Vortex losses around the daggerboard tip make up a considerable percentage of the total drag. One board cuts that in half. Combining two boards into one increases chord, giving a higher Reynolds number and lower induced drag. The larger surface area means the board operates at much lower angles of attack resulting in a higher Lift/Drag ratio, less side slip and much better steering.
Unhappy with my original windward performance I went back my boat shed and built a solution.
When I relaunched my cat it was a different boat—completely. I could go upwind like a tractor at angles I’d never before seen—and fast.
More importantly, I could go upwind slowly. When the weather turns foul this ability is so important.
The steering remained light even in the heaviest of conditions and the boat tracked like it was on rails.
Asymmetric drag is undetectable, it makes no difference on what tack, to the speed or helm.
Building one daggerboard and case is quicker than making and installing two.

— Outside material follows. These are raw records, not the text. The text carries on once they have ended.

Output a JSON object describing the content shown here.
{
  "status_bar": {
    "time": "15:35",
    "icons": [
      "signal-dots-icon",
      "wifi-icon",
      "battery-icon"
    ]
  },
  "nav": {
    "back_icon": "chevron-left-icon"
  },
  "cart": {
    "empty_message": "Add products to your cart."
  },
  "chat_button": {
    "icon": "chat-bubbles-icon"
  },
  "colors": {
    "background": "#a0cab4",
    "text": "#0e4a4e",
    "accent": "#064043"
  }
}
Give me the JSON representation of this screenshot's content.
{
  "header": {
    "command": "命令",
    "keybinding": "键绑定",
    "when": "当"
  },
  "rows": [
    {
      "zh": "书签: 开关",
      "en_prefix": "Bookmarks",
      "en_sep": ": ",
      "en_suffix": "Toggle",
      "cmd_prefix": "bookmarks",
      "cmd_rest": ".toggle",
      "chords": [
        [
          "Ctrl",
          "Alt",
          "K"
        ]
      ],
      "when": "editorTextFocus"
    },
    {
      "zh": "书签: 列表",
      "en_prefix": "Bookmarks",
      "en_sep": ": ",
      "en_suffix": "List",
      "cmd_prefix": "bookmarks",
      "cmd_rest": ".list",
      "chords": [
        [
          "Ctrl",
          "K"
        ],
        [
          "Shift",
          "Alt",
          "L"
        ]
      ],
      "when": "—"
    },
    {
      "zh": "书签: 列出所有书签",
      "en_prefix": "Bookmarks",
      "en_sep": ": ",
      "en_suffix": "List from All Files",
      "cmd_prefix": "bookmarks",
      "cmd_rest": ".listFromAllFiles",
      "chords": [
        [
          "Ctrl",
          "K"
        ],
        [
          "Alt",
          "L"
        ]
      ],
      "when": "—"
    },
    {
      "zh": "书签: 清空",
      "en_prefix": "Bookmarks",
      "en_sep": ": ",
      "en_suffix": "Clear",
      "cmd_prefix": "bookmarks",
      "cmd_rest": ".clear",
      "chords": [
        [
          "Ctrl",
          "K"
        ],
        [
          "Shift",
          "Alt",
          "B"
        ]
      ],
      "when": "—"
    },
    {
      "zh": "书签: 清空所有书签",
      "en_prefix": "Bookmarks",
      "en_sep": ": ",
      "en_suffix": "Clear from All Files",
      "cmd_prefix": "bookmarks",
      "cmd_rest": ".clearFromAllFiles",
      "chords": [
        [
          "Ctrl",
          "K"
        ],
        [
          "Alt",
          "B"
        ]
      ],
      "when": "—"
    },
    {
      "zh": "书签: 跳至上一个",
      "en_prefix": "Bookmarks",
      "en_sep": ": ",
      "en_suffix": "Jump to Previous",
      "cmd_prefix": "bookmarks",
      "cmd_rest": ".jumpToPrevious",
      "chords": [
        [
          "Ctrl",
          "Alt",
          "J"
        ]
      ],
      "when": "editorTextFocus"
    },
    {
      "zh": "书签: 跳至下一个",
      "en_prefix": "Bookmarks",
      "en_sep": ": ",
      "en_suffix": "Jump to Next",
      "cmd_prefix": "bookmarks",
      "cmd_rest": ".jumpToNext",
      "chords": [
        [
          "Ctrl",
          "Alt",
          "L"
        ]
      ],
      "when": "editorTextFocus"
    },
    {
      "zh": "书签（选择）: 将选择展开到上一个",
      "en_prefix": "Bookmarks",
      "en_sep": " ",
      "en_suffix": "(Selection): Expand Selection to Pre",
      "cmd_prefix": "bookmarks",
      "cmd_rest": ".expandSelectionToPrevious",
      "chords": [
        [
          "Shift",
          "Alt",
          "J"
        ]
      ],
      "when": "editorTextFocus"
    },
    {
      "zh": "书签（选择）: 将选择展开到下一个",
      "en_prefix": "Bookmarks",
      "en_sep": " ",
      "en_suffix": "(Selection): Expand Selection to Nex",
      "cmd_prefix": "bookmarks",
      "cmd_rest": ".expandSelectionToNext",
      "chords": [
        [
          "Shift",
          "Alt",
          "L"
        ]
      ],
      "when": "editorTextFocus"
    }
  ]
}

And as a bonus, you have full use of the other hull—usually where the galley is.
My original board has been in use for the last 22 years and still looks like the day it was built, despite hitting the bottom (coming to a dead stop from 5kts on sand). I encountered plenty of stormy weather sailing over the years, operating under high load. Living proof of the excellent outright strength and fatigue strength, of wood, epoxy and e-glass as a system. Simple, inexpensive, readily available materials do the job just fine.
A smaller version of the TE40 board is now available for purchase. If you are keen to get started, planning and building your board now, you can. Click the buttons above or below to learn more.